Common natural enemies: Larvae of the micromoth Coleophora lineapulvella can greatly reduce seed production. Mice, carabid beetles and crickets consume many seeds after dispersal. European corn borer (Ostrinia nubilalis) sometimes causes substantial damage. The tarnished plant bug (Lygus lineolaris) is often seen on pigweed seed heads and can reduce seed production of grain amaranth in the Midwest by 80% or more.
Palatability: The young foliage can be used in salads or as a pot herb. The foliage may contain high levels of nitrate or oxalate, but these can be removed by cooking and draining off the water. The seeds can be cooked as grain or ground into flour. Smooth pigweed and Powell amaranth are believed to be the wild progenitors of the grain amaranths A. cruentus and A. hypochondriacus, respectively. All three of the weedy species discussed here make nutritious and highly digestible forage. Consumption of large quantities of fresh pigweed over several days, however, can cause poisoning of pigs, cattle and sheep.
Summary Table of Pigweed Characteristics
|Seed weight (mg)
|Seed dormancy at shedding
|Factors breaking dormancy
|Optimum temperature for germination (F)
|Seed mortality in untilled soil (%/year)
|Seed mortality in tilled soil (%/year)
|Typical emergence season
|Optimum emergence depth (inches)
|li, at, ni
|late spring to summer
|Response to nutrients
|Emergence to flowering (weeks)
|Flowering to viable seed (weeks)
|Typical & high seed production (seeds per plant)
|50,000 & 500,000
Get More Research and Updated Information on this Weed SpeciesVisit the weed profiles section maintained by the Weed Science program at Cornell University to explore more of the research on this weed species and to check for updated information on its management. The weed profiles found on the Cornell Weed Science page are maintained by a co-author of Manage Weeds on Your Farm.
Brainard, D.C., A. DiTommaso and C.L. Mohler. 2006. Intraspecific variation in germination response to ammonium nitrate of Powell amaranth (Amaranthus powellii) seeds originating from organic and conventional vegetable farms. Weed Science 54: 435–442.
Costea, M., S.E. Weaver and F.J. Tardif. 2004. The biology of Canadian weeds. 44. Amaranthus retroflexus L., A. powellii S.Watson and A. hybridus L (updated). Canadian Journal of Plant Science 84: 631–668.
Holm, L.G., D.L. Plucknett, J.V. Pancho and J.P. Herberger. 1977. The World's Worst Weeds: Distribution and Biology. The University Press of Hawaii: Honolulu.
Little, N.G., C.L. Mohler, Q.M. Ketterings and A. DiTommaso. 2015. Effects of organic nutrient amendments on weed and crop growth. Weed Science 63: 710–722.
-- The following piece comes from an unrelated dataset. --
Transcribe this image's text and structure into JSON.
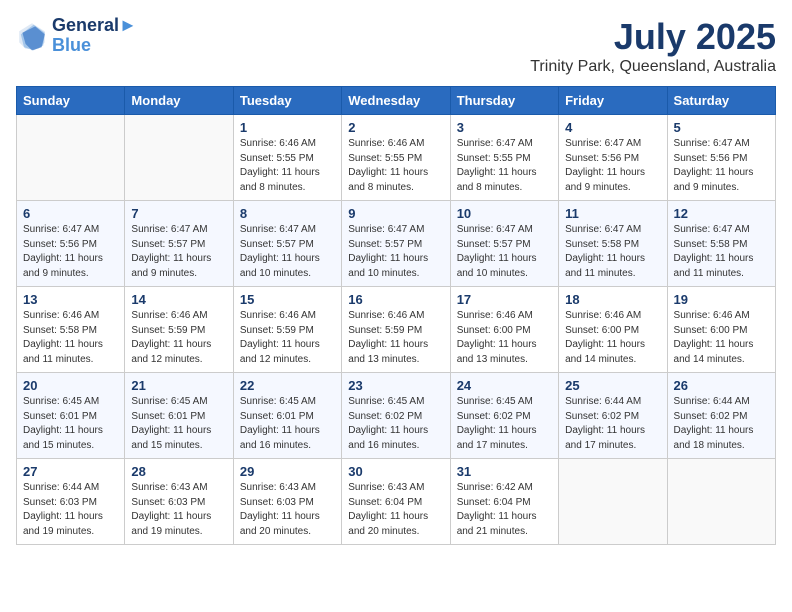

Weaver, S.E. and E.L. McWilliams. 1980. The biology of Canadian weeds. 44. Amaranthus retroflexus L., A. powellii S. Wats. and A. hybridus L. Canadian Journal of Plant Science 60: 1215–1234.